By Jerry Brown
ANCHORAGE, Alaska -- The Alaska Visitors Association floated a
white paper at its annual convention here that describes the
dismantling of current promotional efforts in favor of one new
entity: the Travel Industry Association of Alaska, or TIAA. Because
the unit would be financed mostly, or even entirely, by the private
sector, higher consumer prices could be in the cards.
The proposal was discussed at length and agreed to in principle
during the convention.
The move would involve consolidating into one the activities of
the AVA, the state's Division of Tourism and the public-private
sector Alaska Tourism Marketing Council, which administers the
yearly marketing plan.
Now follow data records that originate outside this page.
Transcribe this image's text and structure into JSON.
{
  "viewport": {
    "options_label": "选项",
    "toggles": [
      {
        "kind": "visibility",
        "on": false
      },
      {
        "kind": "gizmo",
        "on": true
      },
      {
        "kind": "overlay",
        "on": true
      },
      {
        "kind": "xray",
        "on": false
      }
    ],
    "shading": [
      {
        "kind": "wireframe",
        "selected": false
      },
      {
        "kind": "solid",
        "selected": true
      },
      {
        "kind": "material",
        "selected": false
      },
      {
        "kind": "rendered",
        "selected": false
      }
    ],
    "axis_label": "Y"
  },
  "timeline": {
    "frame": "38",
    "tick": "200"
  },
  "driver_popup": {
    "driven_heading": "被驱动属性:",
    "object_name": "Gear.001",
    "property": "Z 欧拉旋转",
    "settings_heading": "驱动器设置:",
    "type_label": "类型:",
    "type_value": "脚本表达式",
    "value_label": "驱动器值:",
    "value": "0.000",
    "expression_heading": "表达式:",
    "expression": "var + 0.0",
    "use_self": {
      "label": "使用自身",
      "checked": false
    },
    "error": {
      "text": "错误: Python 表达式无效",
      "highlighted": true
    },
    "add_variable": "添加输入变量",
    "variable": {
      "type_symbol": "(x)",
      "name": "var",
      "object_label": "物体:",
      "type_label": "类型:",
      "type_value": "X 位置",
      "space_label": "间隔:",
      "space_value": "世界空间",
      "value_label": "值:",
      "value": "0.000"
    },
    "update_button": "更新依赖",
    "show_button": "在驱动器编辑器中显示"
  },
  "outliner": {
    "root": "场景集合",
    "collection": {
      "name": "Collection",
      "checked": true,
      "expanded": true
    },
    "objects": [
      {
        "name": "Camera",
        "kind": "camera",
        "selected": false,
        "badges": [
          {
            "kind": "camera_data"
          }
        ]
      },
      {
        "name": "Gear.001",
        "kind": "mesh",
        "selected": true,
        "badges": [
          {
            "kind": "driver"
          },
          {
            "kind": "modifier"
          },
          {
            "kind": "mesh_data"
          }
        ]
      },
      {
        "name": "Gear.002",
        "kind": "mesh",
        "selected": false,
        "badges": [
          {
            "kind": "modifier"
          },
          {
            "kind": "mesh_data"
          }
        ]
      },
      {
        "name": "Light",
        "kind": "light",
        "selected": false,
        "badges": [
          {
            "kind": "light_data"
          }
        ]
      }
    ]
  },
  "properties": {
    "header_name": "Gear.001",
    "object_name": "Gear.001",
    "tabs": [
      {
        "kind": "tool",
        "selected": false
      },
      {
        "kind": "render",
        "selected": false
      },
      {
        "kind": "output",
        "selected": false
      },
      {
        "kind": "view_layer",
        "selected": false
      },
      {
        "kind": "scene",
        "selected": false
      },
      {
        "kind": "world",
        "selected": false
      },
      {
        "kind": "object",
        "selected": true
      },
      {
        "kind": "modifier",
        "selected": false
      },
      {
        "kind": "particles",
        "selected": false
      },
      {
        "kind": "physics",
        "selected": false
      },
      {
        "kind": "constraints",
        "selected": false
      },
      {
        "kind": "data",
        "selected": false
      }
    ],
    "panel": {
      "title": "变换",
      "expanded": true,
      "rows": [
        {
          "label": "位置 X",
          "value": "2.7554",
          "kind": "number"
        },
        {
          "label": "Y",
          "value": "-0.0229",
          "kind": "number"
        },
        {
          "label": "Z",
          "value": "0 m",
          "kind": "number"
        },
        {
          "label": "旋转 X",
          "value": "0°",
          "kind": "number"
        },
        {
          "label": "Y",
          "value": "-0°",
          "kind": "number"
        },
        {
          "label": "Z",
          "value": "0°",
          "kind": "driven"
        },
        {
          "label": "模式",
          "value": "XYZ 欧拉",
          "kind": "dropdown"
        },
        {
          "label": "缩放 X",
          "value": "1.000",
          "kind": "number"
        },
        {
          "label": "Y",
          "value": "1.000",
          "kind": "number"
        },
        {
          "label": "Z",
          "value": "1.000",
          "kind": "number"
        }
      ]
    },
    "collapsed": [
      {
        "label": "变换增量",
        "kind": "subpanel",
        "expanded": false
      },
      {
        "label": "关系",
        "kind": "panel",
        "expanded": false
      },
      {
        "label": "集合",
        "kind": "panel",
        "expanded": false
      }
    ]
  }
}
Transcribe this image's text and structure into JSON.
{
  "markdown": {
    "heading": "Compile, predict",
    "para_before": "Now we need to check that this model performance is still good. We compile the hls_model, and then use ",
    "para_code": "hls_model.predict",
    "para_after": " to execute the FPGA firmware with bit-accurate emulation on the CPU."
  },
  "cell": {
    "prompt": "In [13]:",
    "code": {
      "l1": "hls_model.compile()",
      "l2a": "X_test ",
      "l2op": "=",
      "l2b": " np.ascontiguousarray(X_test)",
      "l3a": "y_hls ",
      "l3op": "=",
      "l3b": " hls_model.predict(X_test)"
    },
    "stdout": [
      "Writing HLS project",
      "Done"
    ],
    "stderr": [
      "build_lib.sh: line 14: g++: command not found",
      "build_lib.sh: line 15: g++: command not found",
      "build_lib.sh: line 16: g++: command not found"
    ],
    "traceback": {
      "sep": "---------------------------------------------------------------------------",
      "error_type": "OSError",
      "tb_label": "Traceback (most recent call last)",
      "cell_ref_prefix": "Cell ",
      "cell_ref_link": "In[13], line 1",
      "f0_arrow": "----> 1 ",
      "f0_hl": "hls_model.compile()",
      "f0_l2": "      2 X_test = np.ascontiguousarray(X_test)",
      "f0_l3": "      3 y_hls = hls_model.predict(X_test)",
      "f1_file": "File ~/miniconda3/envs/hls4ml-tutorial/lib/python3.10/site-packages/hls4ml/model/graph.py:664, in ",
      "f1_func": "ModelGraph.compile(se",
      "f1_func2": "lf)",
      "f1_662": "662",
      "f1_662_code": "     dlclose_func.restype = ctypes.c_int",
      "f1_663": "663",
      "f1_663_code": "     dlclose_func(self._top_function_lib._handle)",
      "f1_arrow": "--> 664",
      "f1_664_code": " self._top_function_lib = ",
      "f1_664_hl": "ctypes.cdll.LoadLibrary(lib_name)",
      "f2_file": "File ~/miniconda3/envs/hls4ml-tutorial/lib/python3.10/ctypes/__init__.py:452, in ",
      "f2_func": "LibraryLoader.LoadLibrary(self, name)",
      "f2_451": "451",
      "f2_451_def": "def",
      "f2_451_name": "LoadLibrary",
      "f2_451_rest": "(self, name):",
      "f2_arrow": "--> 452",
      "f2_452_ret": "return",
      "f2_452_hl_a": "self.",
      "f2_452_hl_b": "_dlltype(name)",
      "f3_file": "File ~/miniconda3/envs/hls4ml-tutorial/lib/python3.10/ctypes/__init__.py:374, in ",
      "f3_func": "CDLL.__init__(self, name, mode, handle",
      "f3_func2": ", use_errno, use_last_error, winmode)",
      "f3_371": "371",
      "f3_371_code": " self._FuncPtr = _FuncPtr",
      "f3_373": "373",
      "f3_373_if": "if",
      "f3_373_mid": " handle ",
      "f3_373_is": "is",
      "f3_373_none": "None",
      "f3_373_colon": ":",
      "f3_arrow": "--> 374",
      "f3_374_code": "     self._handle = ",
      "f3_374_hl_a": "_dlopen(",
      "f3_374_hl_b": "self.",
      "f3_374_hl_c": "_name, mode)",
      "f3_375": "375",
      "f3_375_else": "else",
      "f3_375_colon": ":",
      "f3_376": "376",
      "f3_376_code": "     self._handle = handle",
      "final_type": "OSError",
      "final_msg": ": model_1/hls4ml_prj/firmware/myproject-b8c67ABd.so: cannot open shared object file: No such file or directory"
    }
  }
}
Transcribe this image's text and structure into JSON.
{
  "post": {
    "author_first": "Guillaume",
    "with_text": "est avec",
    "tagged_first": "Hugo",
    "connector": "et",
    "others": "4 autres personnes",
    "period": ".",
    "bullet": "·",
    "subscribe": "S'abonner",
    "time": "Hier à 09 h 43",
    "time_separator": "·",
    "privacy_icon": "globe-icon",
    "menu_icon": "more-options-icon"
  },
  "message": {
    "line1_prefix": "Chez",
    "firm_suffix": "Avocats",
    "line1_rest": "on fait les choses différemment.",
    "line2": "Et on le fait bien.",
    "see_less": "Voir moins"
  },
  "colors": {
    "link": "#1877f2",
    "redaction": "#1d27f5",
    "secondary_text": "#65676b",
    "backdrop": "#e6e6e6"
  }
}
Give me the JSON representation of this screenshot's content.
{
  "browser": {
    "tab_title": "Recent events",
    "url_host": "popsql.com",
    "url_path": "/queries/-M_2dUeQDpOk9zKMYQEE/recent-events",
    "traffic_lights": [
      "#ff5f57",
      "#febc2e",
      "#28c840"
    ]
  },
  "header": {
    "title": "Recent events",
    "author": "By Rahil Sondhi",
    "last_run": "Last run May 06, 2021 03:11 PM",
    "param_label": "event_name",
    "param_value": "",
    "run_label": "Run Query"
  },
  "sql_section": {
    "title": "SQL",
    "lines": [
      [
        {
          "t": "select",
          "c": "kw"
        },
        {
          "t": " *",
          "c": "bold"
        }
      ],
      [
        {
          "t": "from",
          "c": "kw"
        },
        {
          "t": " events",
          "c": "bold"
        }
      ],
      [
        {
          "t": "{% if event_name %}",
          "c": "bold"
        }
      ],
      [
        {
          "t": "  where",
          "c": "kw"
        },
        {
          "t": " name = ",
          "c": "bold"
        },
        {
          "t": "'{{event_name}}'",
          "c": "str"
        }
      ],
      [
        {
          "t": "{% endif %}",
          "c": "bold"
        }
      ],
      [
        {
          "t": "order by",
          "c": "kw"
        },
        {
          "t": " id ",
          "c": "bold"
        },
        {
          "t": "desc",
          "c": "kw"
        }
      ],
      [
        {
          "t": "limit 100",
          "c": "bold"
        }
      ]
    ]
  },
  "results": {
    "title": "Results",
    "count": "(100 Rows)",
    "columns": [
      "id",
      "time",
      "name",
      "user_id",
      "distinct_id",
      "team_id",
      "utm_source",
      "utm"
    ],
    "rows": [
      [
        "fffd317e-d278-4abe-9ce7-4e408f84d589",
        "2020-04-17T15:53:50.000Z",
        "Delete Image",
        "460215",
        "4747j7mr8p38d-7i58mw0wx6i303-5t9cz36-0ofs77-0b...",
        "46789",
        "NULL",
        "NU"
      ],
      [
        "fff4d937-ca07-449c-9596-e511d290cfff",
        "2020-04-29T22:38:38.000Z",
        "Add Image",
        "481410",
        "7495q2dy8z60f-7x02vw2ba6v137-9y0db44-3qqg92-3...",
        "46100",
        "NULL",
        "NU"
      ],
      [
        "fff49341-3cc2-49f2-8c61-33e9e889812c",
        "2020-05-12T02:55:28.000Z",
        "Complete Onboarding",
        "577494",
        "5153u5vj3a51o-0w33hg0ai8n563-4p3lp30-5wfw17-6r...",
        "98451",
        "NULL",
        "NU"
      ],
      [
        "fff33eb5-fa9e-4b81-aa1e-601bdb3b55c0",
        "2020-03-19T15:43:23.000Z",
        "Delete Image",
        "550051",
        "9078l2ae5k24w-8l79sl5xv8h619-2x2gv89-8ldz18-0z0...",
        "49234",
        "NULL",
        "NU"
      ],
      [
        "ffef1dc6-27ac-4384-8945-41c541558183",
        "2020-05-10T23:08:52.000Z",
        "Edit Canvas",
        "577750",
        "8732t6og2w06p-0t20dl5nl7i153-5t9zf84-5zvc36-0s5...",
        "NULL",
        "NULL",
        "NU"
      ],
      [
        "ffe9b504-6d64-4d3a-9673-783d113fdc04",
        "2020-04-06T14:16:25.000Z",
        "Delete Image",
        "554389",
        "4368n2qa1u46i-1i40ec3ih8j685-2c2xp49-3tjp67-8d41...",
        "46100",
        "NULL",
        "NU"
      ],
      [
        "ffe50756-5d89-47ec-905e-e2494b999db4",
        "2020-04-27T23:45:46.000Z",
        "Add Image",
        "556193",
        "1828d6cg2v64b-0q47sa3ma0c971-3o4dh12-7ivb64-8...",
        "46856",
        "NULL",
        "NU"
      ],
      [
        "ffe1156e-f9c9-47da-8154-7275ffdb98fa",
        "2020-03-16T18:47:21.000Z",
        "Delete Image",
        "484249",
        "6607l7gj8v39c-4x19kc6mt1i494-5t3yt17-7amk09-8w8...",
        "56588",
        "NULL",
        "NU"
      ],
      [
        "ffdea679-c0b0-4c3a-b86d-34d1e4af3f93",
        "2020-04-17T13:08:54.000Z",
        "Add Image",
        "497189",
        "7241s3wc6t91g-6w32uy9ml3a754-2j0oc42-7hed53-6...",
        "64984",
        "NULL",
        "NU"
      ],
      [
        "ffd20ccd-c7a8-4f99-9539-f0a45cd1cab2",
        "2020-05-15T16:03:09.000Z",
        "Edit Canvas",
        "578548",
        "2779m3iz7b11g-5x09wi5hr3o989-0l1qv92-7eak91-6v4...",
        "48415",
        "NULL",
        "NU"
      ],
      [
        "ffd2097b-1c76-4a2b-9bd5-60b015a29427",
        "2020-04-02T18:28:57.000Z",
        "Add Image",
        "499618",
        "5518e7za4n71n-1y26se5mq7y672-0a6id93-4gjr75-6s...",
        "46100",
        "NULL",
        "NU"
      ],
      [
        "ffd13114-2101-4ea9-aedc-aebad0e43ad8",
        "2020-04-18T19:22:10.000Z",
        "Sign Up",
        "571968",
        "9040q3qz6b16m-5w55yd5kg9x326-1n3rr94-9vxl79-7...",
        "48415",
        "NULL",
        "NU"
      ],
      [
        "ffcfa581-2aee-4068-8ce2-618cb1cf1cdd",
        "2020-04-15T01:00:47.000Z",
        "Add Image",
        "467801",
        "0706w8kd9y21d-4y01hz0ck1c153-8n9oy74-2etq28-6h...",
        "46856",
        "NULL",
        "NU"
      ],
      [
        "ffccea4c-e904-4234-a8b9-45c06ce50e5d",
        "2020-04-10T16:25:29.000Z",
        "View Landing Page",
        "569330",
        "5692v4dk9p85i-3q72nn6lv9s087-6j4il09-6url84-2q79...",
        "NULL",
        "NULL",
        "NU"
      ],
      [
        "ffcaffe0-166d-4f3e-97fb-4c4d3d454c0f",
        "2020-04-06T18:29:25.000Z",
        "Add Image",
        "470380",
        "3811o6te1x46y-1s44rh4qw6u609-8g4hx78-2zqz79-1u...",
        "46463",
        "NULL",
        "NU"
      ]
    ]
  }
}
In the past, the ATMC was funded largely by
the state with a substantial assist from the private sector. But
state funding for the ATMC effort has declined from $10 million in
1990 to just $5 million in the current fiscal year. Although the
industry has picked up some of the slack, mostly through direct
contributions, it has not yet developed a dependable formula to
guarantee continuing adequate funding.
With oil revenues down and the fishing and lumber industries in
a slump, the Legislature initiated a five-year program to cut $250
million from Alaska's expenditures, which will mean, according to
some prominent lawmakers, a further severe drop in tourism
spending. Alaska tourism interests hope that they can persuade the
state to maintain a modest level of funding, at least $4 million a
year, and that the TIAA will devise permanent money-raising
mechanisms to bring the state's total budget up to $10 million.
Members at the convention were asked to contribute their ideas
for presentation at the next legislative session in January. In the
white paper, the directors of AVA noted that whatever new plan is
devised would be "painful" for the private sector. The cruise
lines, it said, would be expected to contribute about $2 million a
year and destination marketing organizations a similar amount. The
remainder would come from sales of memberships, convention
sponsorships and "pay-to-play" programs, under which TIAA members
would be allowed to buy advertising in the state vacation planner,
to participate in trade shows and to buy mailing labels.
Directors of the AVA believes that the final, tourism
promotion-sustaining formula might not be in place until 2000,
hence the white paper's title: "The New Millennium Plan."